Task goal » Which of the lines below contain the string "autem"? Pull each one out of the data.

[Stored records]
┌────────

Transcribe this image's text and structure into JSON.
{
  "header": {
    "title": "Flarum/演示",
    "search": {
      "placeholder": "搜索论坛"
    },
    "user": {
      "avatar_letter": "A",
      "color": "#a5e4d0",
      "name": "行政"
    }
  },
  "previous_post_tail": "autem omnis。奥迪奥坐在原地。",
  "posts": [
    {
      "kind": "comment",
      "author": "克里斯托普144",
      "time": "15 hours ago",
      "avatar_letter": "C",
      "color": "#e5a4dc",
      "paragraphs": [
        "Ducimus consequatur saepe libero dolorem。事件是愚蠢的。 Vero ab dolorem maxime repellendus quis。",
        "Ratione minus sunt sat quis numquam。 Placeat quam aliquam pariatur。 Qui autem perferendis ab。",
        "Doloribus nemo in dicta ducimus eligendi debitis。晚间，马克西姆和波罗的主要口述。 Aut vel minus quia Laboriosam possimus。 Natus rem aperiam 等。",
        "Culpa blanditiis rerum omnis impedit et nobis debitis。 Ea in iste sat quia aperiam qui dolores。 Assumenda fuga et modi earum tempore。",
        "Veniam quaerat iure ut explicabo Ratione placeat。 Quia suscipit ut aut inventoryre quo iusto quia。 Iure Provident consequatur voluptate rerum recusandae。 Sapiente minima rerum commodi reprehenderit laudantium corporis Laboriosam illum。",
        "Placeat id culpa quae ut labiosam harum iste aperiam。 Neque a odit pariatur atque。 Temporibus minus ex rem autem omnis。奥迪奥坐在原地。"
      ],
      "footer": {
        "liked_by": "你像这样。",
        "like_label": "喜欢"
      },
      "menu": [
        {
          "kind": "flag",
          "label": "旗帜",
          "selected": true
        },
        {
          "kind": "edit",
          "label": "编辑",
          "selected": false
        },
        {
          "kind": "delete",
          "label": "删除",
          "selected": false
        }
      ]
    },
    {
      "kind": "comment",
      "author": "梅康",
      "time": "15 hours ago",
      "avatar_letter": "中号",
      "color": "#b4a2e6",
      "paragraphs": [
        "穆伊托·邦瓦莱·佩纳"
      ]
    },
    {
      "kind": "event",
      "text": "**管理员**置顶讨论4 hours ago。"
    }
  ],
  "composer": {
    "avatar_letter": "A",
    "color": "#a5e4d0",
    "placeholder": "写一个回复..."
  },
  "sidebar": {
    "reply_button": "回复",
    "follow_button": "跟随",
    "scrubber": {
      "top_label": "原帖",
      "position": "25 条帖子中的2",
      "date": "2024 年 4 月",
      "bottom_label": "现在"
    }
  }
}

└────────

Completed exercise »
  "previous_post_tail": "autem omnis。奥迪奥坐在原地。",
        "Ratione minus sunt sat quis numquam。 Placeat quam aliquam pariatur。 Qui autem perferendis ab。",
        "Placeat id culpa quae ut labiosam harum iste aperiam。 Neque a odit pariatur atque。 Temporibus minus ex rem autem omnis。奥迪奥坐在原地。"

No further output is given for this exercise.